_Task requirements:_ Print the entries once more, unchanged.

_Data shown:_
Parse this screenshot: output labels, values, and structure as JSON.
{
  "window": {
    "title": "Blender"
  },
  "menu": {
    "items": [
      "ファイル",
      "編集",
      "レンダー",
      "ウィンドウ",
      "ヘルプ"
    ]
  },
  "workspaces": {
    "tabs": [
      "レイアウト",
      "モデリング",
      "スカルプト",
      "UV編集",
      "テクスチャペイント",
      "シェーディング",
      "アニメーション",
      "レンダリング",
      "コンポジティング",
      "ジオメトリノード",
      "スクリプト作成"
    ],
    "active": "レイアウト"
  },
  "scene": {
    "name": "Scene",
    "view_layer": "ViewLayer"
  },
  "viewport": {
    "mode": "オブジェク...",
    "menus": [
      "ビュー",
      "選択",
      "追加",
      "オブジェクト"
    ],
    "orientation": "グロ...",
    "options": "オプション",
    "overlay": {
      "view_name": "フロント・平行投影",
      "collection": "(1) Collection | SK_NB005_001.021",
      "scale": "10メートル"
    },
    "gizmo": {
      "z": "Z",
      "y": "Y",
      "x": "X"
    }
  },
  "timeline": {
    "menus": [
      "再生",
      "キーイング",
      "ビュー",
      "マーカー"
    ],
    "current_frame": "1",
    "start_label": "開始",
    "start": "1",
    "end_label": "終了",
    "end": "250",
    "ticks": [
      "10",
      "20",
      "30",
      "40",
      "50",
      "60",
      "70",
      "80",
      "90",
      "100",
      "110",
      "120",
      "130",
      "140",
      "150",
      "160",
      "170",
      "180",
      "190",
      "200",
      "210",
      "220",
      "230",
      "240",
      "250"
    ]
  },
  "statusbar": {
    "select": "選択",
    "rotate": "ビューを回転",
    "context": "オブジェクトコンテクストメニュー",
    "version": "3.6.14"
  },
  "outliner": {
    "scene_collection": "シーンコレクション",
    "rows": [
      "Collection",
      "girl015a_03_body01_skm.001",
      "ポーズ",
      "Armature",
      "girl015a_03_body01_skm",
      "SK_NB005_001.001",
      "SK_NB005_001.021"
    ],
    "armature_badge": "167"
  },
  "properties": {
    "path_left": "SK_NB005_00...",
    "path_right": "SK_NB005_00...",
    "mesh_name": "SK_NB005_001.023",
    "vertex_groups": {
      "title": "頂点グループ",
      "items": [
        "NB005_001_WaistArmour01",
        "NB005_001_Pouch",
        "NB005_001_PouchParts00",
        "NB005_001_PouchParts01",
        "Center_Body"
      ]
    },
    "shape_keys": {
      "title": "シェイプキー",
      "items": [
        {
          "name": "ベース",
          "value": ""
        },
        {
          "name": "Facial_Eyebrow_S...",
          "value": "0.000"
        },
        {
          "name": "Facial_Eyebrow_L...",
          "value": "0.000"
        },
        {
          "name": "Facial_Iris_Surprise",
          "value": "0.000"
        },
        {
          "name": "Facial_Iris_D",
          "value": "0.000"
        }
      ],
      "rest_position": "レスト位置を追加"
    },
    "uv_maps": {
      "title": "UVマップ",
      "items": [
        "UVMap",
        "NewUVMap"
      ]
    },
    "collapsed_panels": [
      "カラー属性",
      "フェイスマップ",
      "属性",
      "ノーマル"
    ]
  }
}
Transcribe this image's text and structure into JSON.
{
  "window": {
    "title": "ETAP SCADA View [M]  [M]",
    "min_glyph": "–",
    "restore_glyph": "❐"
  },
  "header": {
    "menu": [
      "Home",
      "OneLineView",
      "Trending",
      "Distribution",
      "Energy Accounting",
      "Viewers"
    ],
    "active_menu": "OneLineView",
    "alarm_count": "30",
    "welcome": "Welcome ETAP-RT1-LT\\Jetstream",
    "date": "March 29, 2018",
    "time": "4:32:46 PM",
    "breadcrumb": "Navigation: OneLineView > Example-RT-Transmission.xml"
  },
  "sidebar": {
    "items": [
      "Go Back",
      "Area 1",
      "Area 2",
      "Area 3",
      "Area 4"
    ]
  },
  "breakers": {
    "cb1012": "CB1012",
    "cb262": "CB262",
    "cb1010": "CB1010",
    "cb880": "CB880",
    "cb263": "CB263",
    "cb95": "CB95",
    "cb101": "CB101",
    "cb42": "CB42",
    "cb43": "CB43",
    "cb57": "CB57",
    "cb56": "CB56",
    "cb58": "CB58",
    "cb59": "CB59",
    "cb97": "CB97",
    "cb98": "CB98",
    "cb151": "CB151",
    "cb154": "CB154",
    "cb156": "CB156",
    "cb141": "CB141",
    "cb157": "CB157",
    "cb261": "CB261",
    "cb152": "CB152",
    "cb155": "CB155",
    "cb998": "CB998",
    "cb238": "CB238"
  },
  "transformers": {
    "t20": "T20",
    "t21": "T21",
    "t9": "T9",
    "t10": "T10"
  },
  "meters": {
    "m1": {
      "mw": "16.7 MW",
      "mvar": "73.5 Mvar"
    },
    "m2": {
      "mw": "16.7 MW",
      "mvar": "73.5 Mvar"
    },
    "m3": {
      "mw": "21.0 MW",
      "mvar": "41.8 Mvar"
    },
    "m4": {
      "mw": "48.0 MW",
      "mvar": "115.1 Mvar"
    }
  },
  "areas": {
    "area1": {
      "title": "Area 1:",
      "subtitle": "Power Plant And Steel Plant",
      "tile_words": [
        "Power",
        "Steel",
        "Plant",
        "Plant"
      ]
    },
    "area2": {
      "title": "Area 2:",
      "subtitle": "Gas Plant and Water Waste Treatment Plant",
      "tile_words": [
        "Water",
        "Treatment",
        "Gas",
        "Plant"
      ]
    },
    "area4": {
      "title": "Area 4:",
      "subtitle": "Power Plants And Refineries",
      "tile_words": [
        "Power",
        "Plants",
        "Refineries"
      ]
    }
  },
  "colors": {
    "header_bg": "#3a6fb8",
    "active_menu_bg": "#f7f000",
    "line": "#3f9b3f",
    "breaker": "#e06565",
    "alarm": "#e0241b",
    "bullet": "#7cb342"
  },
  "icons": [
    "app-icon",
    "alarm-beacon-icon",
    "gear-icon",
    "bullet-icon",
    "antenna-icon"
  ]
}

_Output for this exercise:_
Parse this screenshot: output labels, values, and structure as JSON.
{
  "window": {
    "title": "Blender"
  },
  "menu": {
    "items": [
      "ファイル",
      "編集",
      "レンダー",
      "ウィンドウ",
      "ヘルプ"
    ]
  },
  "workspaces": {
    "tabs": [
      "レイアウト",
      "モデリング",
      "スカルプト",
      "UV編集",
      "テクスチャペイント",
      "シェーディング",
      "アニメーション",
      "レンダリング",
      "コンポジティング",
      "ジオメトリノード",
      "スクリプト作成"
    ],
    "active": "レイアウト"
  },
  "scene": {
    "name": "Scene",
    "view_layer": "ViewLayer"
  },
  "viewport": {
    "mode": "オブジェク...",
    "menus": [
      "ビュー",
      "選択",
      "追加",
      "オブジェクト"
    ],
    "orientation": "グロ...",
    "options": "オプション",
    "overlay": {
      "view_name": "フロント・平行投影",
      "collection": "(1) Collection | SK_NB005_001.021",
      "scale": "10メートル"
    },
    "gizmo": {
      "z": "Z",
      "y": "Y",
      "x": "X"
    }
  },
  "timeline": {
    "menus": [
      "再生",
      "キーイング",
      "ビュー",
      "マーカー"
    ],
    "current_frame": "1",
    "start_label": "開始",
    "start": "1",
    "end_label": "終了",
    "end": "250",
    "ticks": [
      "10",
      "20",
      "30",
      "40",
      "50",
      "60",
      "70",
      "80",
      "90",
      "100",
      "110",
      "120",
      "130",
      "140",
      "150",
      "160",
      "170",
      "180",
      "190",
      "200",
      "210",
      "220",
      "230",
      "240",
      "250"
    ]
  },
  "statusbar": {
    "select": "選択",
    "rotate": "ビューを回転",
    "context": "オブジェクトコンテクストメニュー",
    "version": "3.6.14"
  },
  "outliner": {
    "scene_collection": "シーンコレクション",
    "rows": [
      "Collection",
      "girl015a_03_body01_skm.001",
      "ポーズ",
      "Armature",
      "girl015a_03_body01_skm",
      "SK_NB005_001.001",
      "SK_NB005_001.021"
    ],
    "armature_badge": "167"
  },
  "properties": {
    "path_left": "SK_NB005_00...",
    "path_right": "SK_NB005_00...",
    "mesh_name": "SK_NB005_001.023",
    "vertex_groups": {
      "title": "頂点グループ",
      "items": [
        "NB005_001_WaistArmour01",
        "NB005_001_Pouch",
        "NB005_001_PouchParts00",
        "NB005_001_PouchParts01",
        "Center_Body"
      ]
    },
    "shape_keys": {
      "title": "シェイプキー",
      "items": [
        {
          "name": "ベース",
          "value": ""
        },
        {
          "name": "Facial_Eyebrow_S...",
          "value": "0.000"
        },
        {
          "name": "Facial_Eyebrow_L...",
          "value": "0.000"
        },
        {
          "name": "Facial_Iris_Surprise",
          "value": "0.000"
        },
        {
          "name": "Facial_Iris_D",
          "value": "0.000"
        }
      ],
      "rest_position": "レスト位置を追加"
    },
    "uv_maps": {
      "title": "UVマップ",
      "items": [
        "UVMap",
        "NewUVMap"
      ]
    },
    "collapsed_panels": [
      "カラー属性",
      "フェイスマップ",
      "属性",
      "ノーマル"
    ]
  }
}
Transcribe this image's text and structure into JSON.
{
  "window": {
    "title": "ETAP SCADA View [M]  [M]",
    "min_glyph": "–",
    "restore_glyph": "❐"
  },
  "header": {
    "menu": [
      "Home",
      "OneLineView",
      "Trending",
      "Distribution",
      "Energy Accounting",
      "Viewers"
    ],
    "active_menu": "OneLineView",
    "alarm_count": "30",
    "welcome": "Welcome ETAP-RT1-LT\\Jetstream",
    "date": "March 29, 2018",
    "time": "4:32:46 PM",
    "breadcrumb": "Navigation: OneLineView > Example-RT-Transmission.xml"
  },
  "sidebar": {
    "items": [
      "Go Back",
      "Area 1",
      "Area 2",
      "Area 3",
      "Area 4"
    ]
  },
  "breakers": {
    "cb1012": "CB1012",
    "cb262": "CB262",
    "cb1010": "CB1010",
    "cb880": "CB880",
    "cb263": "CB263",
    "cb95": "CB95",
    "cb101": "CB101",
    "cb42": "CB42",
    "cb43": "CB43",
    "cb57": "CB57",
    "cb56": "CB56",
    "cb58": "CB58",
    "cb59": "CB59",
    "cb97": "CB97",
    "cb98": "CB98",
    "cb151": "CB151",
    "cb154": "CB154",
    "cb156": "CB156",
    "cb141": "CB141",
    "cb157": "CB157",
    "cb261": "CB261",
    "cb152": "CB152",
    "cb155": "CB155",
    "cb998": "CB998",
    "cb238": "CB238"
  },
  "transformers": {
    "t20": "T20",
    "t21": "T21",
    "t9": "T9",
    "t10": "T10"
  },
  "meters": {
    "m1": {
      "mw": "16.7 MW",
      "mvar": "73.5 Mvar"
    },
    "m2": {
      "mw": "16.7 MW",
      "mvar": "73.5 Mvar"
    },
    "m3": {
      "mw": "21.0 MW",
      "mvar": "41.8 Mvar"
    },
    "m4": {
      "mw": "48.0 MW",
      "mvar": "115.1 Mvar"
    }
  },
  "areas": {
    "area1": {
      "title": "Area 1:",
      "subtitle": "Power Plant And Steel Plant",
      "tile_words": [
        "Power",
        "Steel",
        "Plant",
        "Plant"
      ]
    },
    "area2": {
      "title": "Area 2:",
      "subtitle": "Gas Plant and Water Waste Treatment Plant",
      "tile_words": [
        "Water",
        "Treatment",
        "Gas",
        "Plant"
      ]
    },
    "area4": {
      "title": "Area 4:",
      "subtitle": "Power Plants And Refineries",
      "tile_words": [
        "Power",
        "Plants",
        "Refineries"
      ]
    }
  },
  "colors": {
    "header_bg": "#3a6fb8",
    "active_menu_bg": "#f7f000",
    "line": "#3f9b3f",
    "breaker": "#e06565",
    "alarm": "#e0241b",
    "bullet": "#7cb342"
  },
  "icons": [
    "app-icon",
    "alarm-beacon-icon",
    "gear-icon",
    "bullet-icon",
    "antenna-icon"
  ]
}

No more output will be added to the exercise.